Eya Floyd: My first exhibition as an adult was in the 1990’s and since then I have been creating and showcasing my art, mostly paintings. I find painting to be the most challenging and I think that’s why I like it so much. But I also like to create ceramic sculptures. Regardless, last year I assisted the group SprATX in an outdoor mural at the HOPE Outdoor Gallery. The mural was then featured in a full-spread on the inside, back cover of a book, “Hope Outdoor Gallery: Lost and Found Volume I”. Recently I also became involved with Little Artist Big Artist and that has been very rewarding to me, too.

NM: Your booth displays at art fairs always showcase a ton of items to purchase far beyond paintings. What are your best-selling pieces?

EF: Yes, in addition to a mass amounts of prints and paintings in various sizes that I do sell. A lot of my art I’ve turned into various forms of merchandise: pendants for necklaces, coin purses, bags, matchboxes, magnets, postcards and temporary tattoos. My best sellers are certainly my necklaces, the temporary tattoos and the miniature prints that I’ve framed. People love miniature art.

NM: You are well known and appreciated by the locals for participating in so many artisan fairs and art shows around town. Will you be partaking in any upcoming art-related events?

EF: Yes. On August 8, 2015 I will be at the Austin Flea, hosted by The Highball adjacent to Alamo Drafthouse on South Lamar. And on August 16th, next month I will have a booth set-up at East Side Pop Up, a traveling art showcase that primarily supports local artists in Austin.

For more information regarding Eya Floyd’s artwork, please refer to EyaClaire on Etsy or Art by Eya on Facebook. Floyd’s artwork can be also found in various shops in Austin, Texas such as A-Town on Burnet Road, or Prima Dora on South Congress. SprATX Street Art Collective also carries her art in their east side gallery.

Note: This article was originally published on Examiner.com in July 2015. 

Examiner.com shut down its website

nicolette mallow, examiner.com

Nicolette Mallow’s Writer’s Bio from Examiner.com.

Examiner.com has closed their media platform after several years. From July 2015 to Jult 2016, I worked for Examiner as a contract writer. My area of assignment was to cover Arts & Entertainment. Since Examiner.com’s website no longer exists and has faded into the dark abyss of the internet, all of my stories are gone. That is the bad news. However, the good news is that since I own the rights to all my stories and interviews: I will be reposting each story here on my website, one-by-one. Hooray! To begin, I wanted to trail back to the beginning.
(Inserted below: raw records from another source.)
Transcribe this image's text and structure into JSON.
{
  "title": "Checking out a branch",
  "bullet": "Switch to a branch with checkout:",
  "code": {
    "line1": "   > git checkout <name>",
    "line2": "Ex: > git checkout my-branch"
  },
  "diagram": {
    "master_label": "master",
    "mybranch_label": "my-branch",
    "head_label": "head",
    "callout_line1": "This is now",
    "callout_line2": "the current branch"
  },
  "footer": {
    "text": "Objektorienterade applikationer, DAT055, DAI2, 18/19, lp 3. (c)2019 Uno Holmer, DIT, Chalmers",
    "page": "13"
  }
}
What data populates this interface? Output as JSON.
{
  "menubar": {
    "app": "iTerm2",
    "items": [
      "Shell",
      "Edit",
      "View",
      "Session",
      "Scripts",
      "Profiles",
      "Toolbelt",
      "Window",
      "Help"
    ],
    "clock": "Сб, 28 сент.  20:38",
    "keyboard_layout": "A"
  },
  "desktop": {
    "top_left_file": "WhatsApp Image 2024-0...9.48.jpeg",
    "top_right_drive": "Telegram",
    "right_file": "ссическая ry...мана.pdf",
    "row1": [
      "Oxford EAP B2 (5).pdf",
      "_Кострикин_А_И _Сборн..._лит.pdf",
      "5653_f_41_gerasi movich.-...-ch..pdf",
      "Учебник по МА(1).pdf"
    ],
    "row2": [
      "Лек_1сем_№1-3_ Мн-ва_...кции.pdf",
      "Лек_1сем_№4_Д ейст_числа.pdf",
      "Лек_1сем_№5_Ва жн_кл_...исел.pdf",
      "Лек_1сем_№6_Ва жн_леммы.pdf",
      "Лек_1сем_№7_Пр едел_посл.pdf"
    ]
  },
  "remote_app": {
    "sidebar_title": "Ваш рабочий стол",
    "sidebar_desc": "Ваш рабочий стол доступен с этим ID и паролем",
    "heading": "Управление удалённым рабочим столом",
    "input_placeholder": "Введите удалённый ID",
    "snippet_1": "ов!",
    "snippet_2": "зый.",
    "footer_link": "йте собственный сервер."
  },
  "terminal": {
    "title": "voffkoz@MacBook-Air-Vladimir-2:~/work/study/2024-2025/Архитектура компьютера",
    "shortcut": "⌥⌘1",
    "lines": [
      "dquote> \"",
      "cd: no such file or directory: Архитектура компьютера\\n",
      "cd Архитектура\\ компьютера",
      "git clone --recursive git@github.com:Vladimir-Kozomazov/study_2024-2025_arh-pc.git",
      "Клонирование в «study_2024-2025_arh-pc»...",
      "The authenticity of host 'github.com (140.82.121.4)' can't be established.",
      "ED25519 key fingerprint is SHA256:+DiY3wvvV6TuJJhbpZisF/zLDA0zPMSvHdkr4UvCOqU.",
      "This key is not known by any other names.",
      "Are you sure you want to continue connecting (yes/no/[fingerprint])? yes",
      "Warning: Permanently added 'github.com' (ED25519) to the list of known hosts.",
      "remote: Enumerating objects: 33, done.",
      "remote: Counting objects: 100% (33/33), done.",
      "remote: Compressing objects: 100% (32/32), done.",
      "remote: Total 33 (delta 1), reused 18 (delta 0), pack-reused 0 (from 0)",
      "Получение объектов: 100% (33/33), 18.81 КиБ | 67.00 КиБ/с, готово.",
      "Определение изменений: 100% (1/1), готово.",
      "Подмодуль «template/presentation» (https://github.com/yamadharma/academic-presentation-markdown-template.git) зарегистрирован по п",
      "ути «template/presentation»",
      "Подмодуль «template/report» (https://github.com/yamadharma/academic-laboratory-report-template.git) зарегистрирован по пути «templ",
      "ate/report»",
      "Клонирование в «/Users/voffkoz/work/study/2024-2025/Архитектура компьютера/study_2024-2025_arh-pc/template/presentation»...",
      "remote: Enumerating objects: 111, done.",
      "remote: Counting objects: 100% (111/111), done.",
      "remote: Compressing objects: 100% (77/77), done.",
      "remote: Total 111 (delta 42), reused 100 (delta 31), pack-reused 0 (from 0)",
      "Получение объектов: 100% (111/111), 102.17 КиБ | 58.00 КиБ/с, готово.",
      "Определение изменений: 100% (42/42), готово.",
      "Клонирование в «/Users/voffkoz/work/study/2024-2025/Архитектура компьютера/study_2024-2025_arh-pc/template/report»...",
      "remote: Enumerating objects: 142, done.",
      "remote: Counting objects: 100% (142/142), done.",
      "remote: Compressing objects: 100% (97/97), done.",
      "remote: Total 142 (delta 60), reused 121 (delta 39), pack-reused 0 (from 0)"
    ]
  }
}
And this first post is an accumulation of screen shots from the original website of my Writer’s Bio that contained a list of my publications. I will begin reposting the stories from last year to present day, the order in which they were written as posted on Examiner.com.

I will miss writing for Examiner.com and was very saddened that it came to an abrupt end, but I look forward to a new literary adventure and many more wonderful stories.